Similar to the experience globally, Toronto’s ICT sector has undergone major changes in the last five years. Its traditional sectors of communications, manufacturing and enterprise software are in gradual recovery after the global economic downturn, and competing against the dominance of China and India as low cost centres for manufacturing and software development. These global challenges, combined with the rapid decline of traditional, wired communication carriers and communication equipment providers, have resulted in significant job losses in Toronto over the last 10 years primarily in the manufacturing sub-sector, shedding more than 15,000 jobs since 2000 while the ICT services sector employment has remained stable and is now showing signs of moderate increases. Entrepreneurship is thriving with the number of ICT service firms increasing by 2,000 companies (mostly smaller-sized firms) since 2002.
Toronto’s ICT cluster has been able to weather this global pressure, maintaining a negligible drop in overall ICT employment since 2005 through an adaptive shift away from traditional large enterprise to high-value, knowledge-based, small business jobs. Not included in these employment figures are the ICT jobs that are being created in the emerging ICT area of interactive digital media nor the thousands of jobs that are embedded in other sectors that have a high reliance on ICT, like financial services and healthcare. These changes have been so rapid that much of today’s ICT job growth is hard to capture in traditional statistical measures.
The typical commercial net lease provides that the tenant will pay a share of the costs incurred by the landlord to maintain and repair the property (“Operating Costs”). It typically also characterizes replacements as a type of repair (e.g., if the roof membrane needs a complete overhaul instead of a patch job, the landlord considers the replacement cost to be an Operating Cost). Tenants often take the position that Operating Costs should only include costs that accountants characterize as “expense” costs, as distinct from “capital” costs, which should be excluded.
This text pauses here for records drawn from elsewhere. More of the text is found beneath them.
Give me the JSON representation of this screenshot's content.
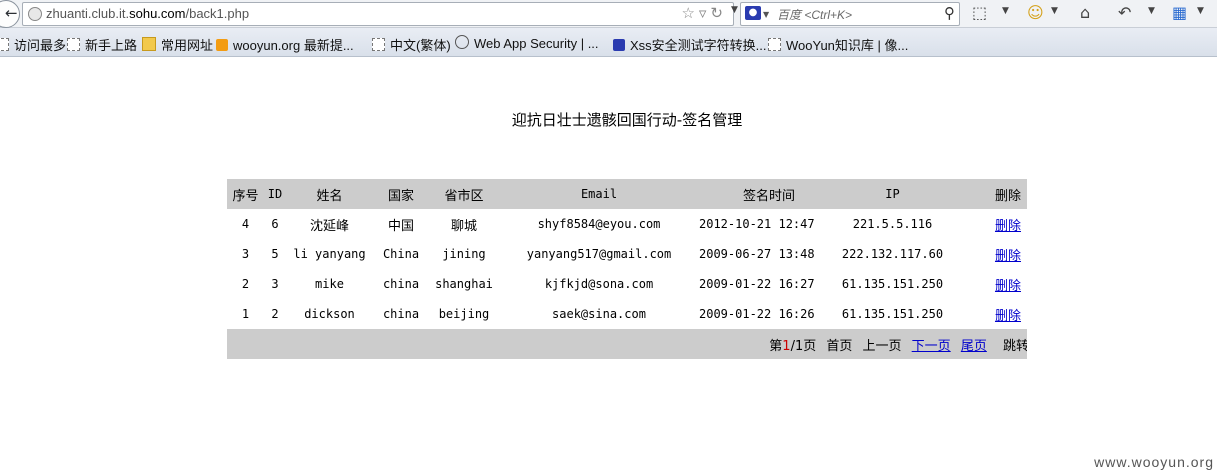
{
  "browser": {
    "url_host_prefix": "zhuanti.club.it.",
    "url_host_main": "sohu.com",
    "url_path": "/back1.php",
    "search_placeholder": "百度 <Ctrl+K>"
  },
  "bookmarks": [
    {
      "label": "访问最多",
      "icon": "page-icon"
    },
    {
      "label": "新手上路",
      "icon": "page-icon"
    },
    {
      "label": "常用网址",
      "icon": "folder-icon"
    },
    {
      "label": "wooyun.org 最新提...",
      "icon": "rss-icon"
    },
    {
      "label": "中文(繁体)",
      "icon": "page-icon"
    },
    {
      "label": "Web App Security | ...",
      "icon": "site-icon"
    },
    {
      "label": "Xss安全测试字符转换...",
      "icon": "paw-icon"
    },
    {
      "label": "WooYun知识库 | 像...",
      "icon": "page-icon"
    }
  ],
  "page": {
    "title": "迎抗日壮士遗骸回国行动-签名管理"
  },
  "table": {
    "headers": {
      "seq": "序号",
      "id": "ID",
      "name": "姓名",
      "country": "国家",
      "city": "省市区",
      "email": "Email",
      "time": "签名时间",
      "ip": "IP",
      "delete": "删除"
    },
    "rows": [
      {
        "seq": "4",
        "id": "6",
        "name": "沈延峰",
        "country": "中国",
        "city": "聊城",
        "email": "shyf8584@eyou.com",
        "time": "2012-10-21 12:47",
        "ip": "221.5.5.116",
        "delete": "删除"
      },
      {
        "seq": "3",
        "id": "5",
        "name": "li yanyang",
        "country": "China",
        "city": "jining",
        "email": "yanyang517@gmail.com",
        "time": "2009-06-27 13:48",
        "ip": "222.132.117.60",
        "delete": "删除"
      },
      {
        "seq": "2",
        "id": "3",
        "name": "mike",
        "country": "china",
        "city": "shanghai",
        "email": "kjfkjd@sona.com",
        "time": "2009-01-22 16:27",
        "ip": "61.135.151.250",
        "delete": "删除"
      },
      {
        "seq": "1",
        "id": "2",
        "name": "dickson",
        "country": "china",
        "city": "beijing",
        "email": "saek@sina.com",
        "time": "2009-01-22 16:26",
        "ip": "61.135.151.250",
        "delete": "删除"
      }
    ]
  },
  "pagination": {
    "page_prefix": "第",
    "current": "1",
    "page_suffix": "/1页",
    "first": "首页",
    "prev": "上一页",
    "next": "下一页",
    "last": "尾页",
    "jump": "跳转"
  },
  "watermark": "www.wooyun.org"
}
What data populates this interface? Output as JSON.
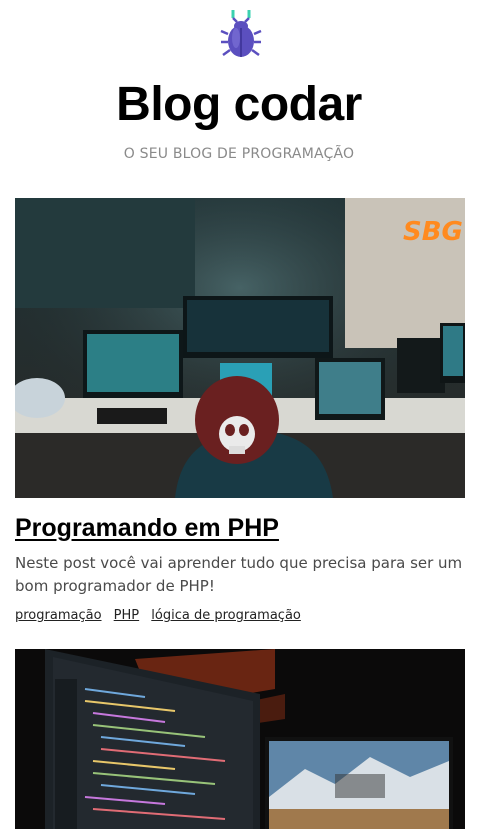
{
  "site": {
    "title": "Blog codar",
    "subtitle": "O SEU BLOG DE PROGRAMAÇÃO",
    "logo_icon": "bug-icon",
    "logo_color": "#5b4fbf",
    "logo_accent": "#3ad1b0"
  },
  "posts": [
    {
      "title": "Programando em PHP",
      "excerpt": "Neste post você vai aprender tudo que precisa para ser um bom programador de PHP!",
      "tags": [
        "programação",
        "PHP",
        "lógica de programação"
      ],
      "image": "photo of a hacker at a desk with multiple monitors"
    },
    {
      "image": "photo of dark monitors showing code"
    }
  ]
}
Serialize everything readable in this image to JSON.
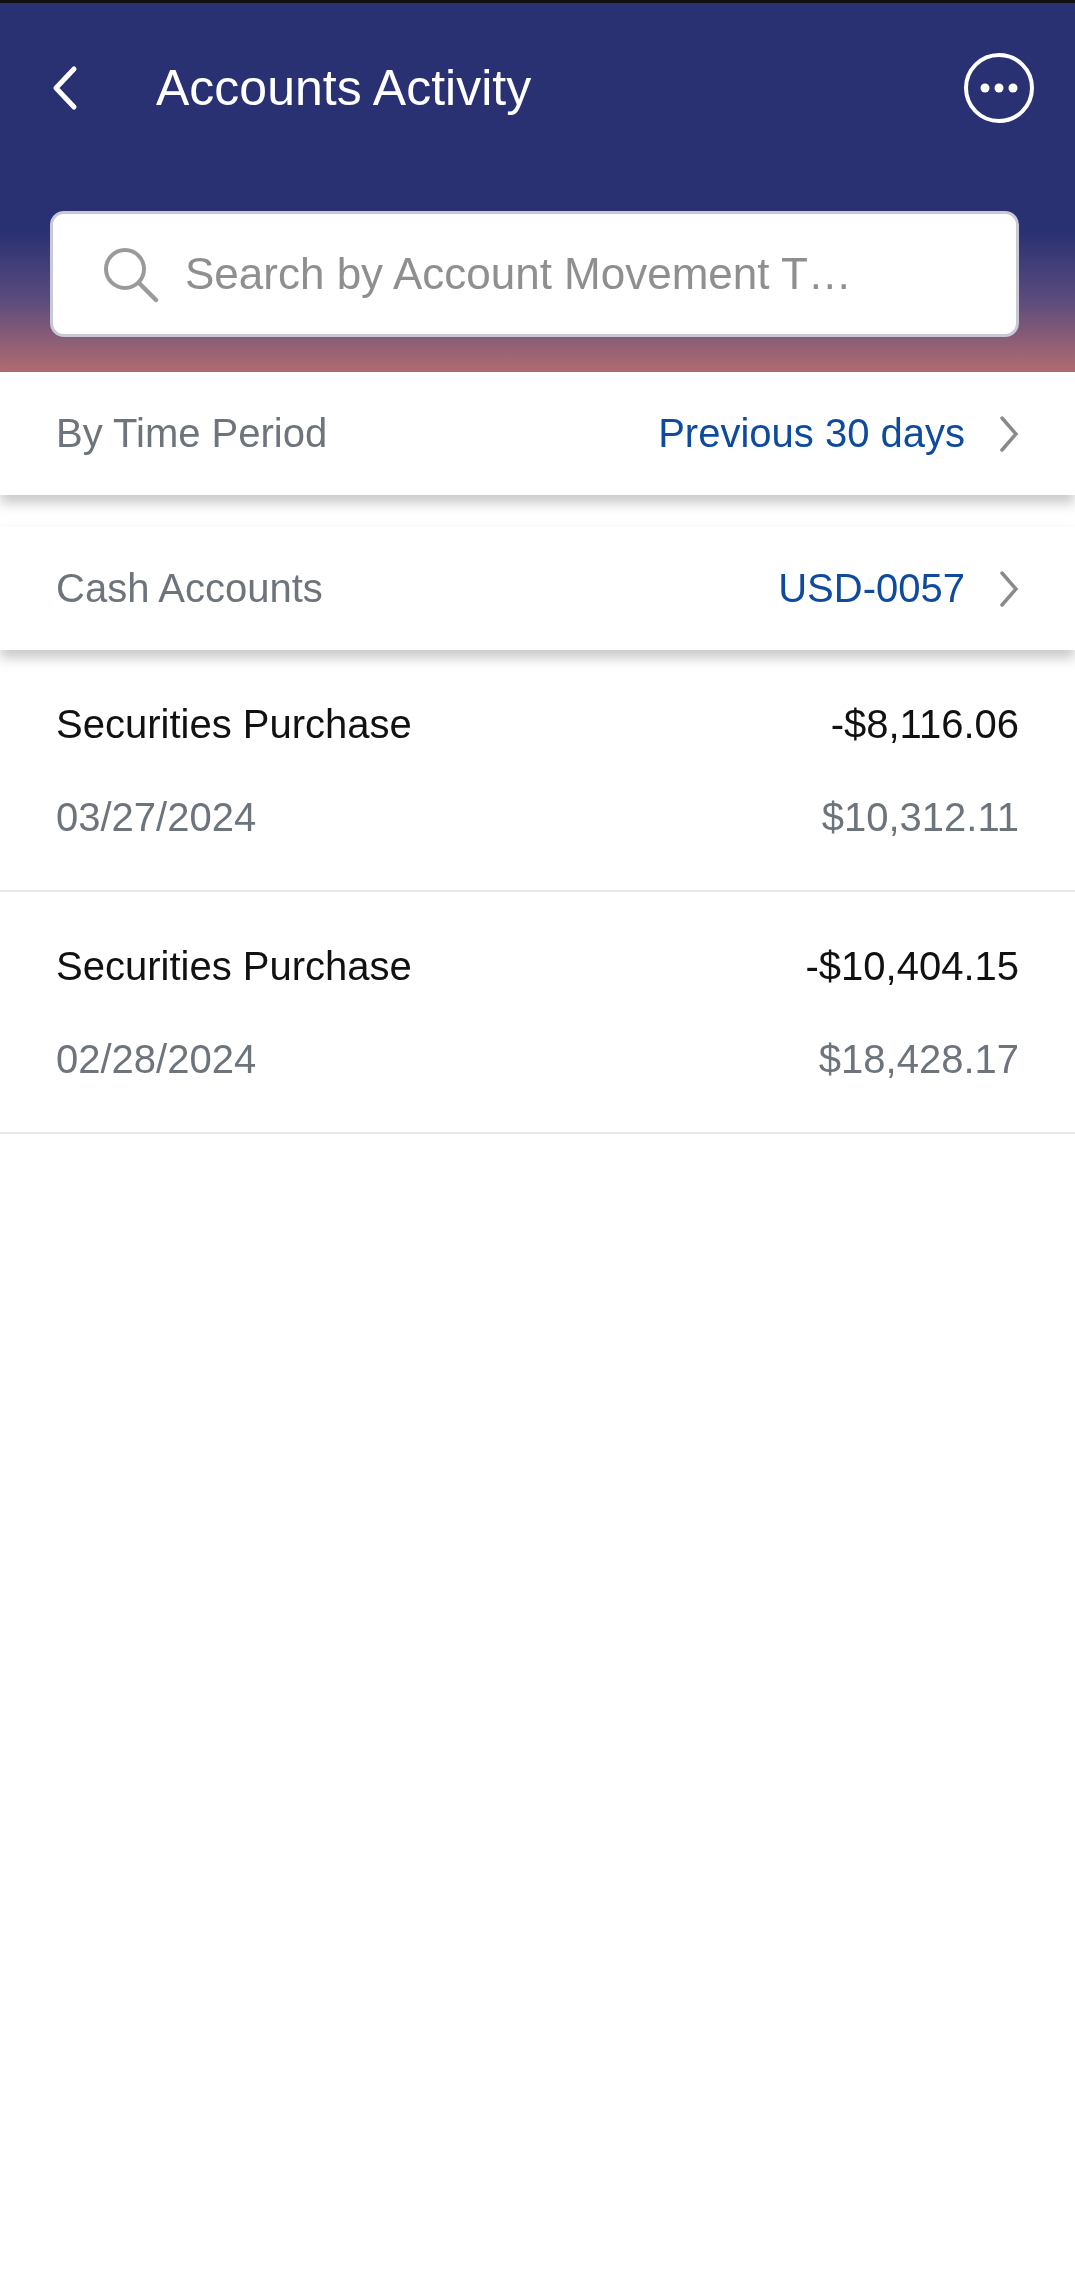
{
  "header": {
    "title": "Accounts Activity"
  },
  "search": {
    "placeholder": "Search by Account Movement T…"
  },
  "filters": [
    {
      "label": "By Time Period",
      "value": "Previous 30 days"
    },
    {
      "label": "Cash Accounts",
      "value": "USD-0057"
    }
  ],
  "transactions": [
    {
      "description": "Securities Purchase",
      "amount": "-$8,116.06",
      "date": "03/27/2024",
      "balance": "$10,312.11"
    },
    {
      "description": "Securities Purchase",
      "amount": "-$10,404.15",
      "date": "02/28/2024",
      "balance": "$18,428.17"
    }
  ]
}
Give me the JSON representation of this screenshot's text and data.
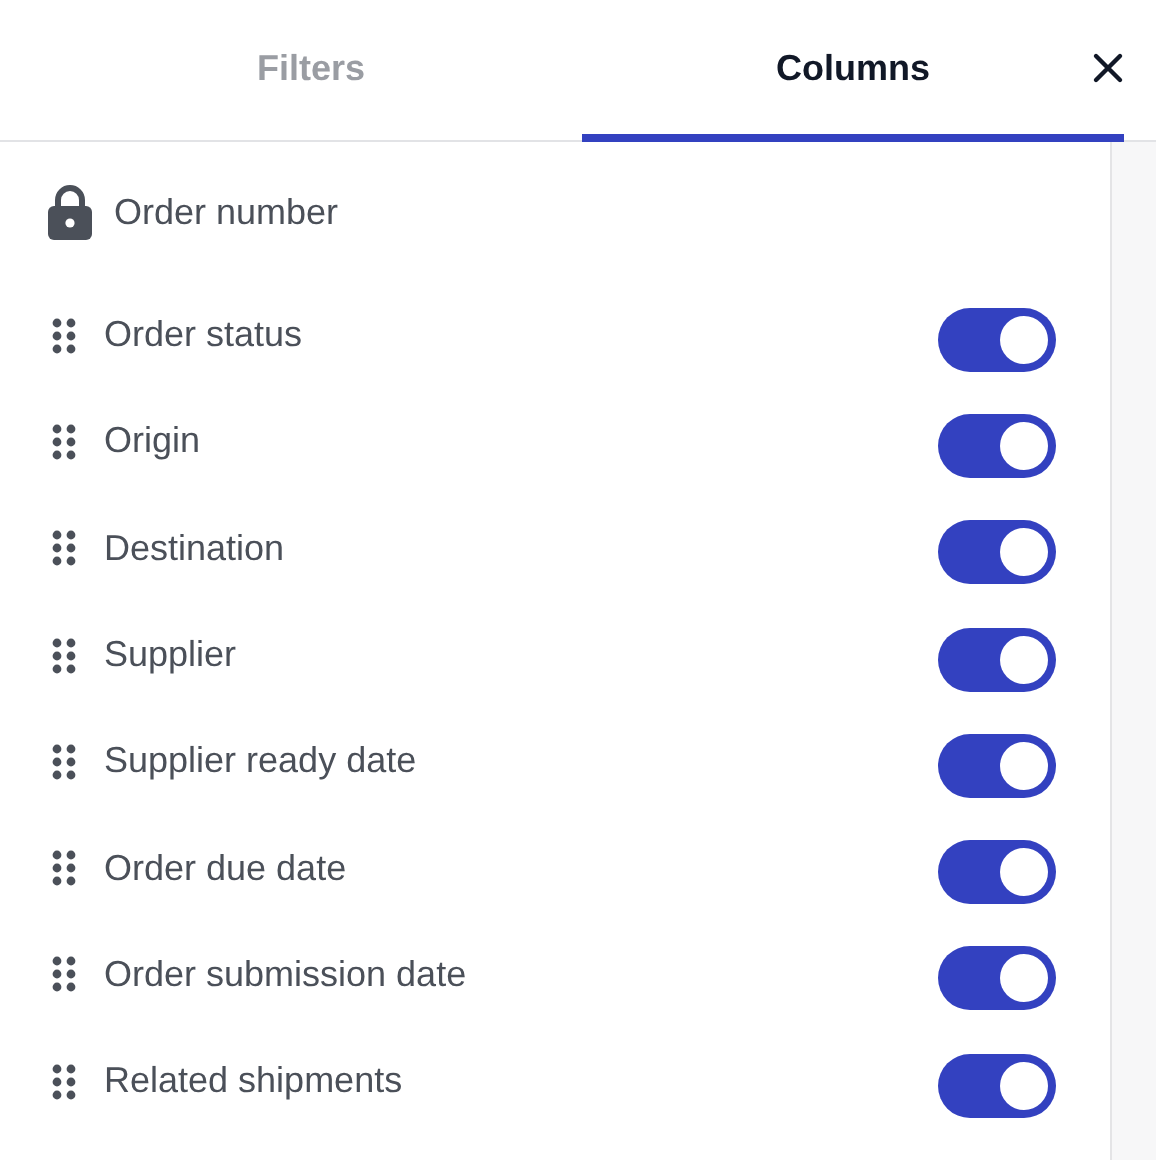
{
  "tabs": [
    {
      "label": "Filters",
      "selected": false
    },
    {
      "label": "Columns",
      "selected": true
    }
  ],
  "columns": [
    {
      "label": "Order number",
      "kind": "locked"
    },
    {
      "label": "Order status",
      "kind": "toggle",
      "on": true
    },
    {
      "label": "Origin",
      "kind": "toggle",
      "on": true
    },
    {
      "label": "Destination",
      "kind": "toggle",
      "on": true
    },
    {
      "label": "Supplier",
      "kind": "toggle",
      "on": true
    },
    {
      "label": "Supplier ready date",
      "kind": "toggle",
      "on": true
    },
    {
      "label": "Order due date",
      "kind": "toggle",
      "on": true
    },
    {
      "label": "Order submission date",
      "kind": "toggle",
      "on": true
    },
    {
      "label": "Related shipments",
      "kind": "toggle",
      "on": true
    }
  ]
}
When a tenant successfully negotiates the exclusion of capital costs from Operating Costs, the question is what exactly is a “capital” cost?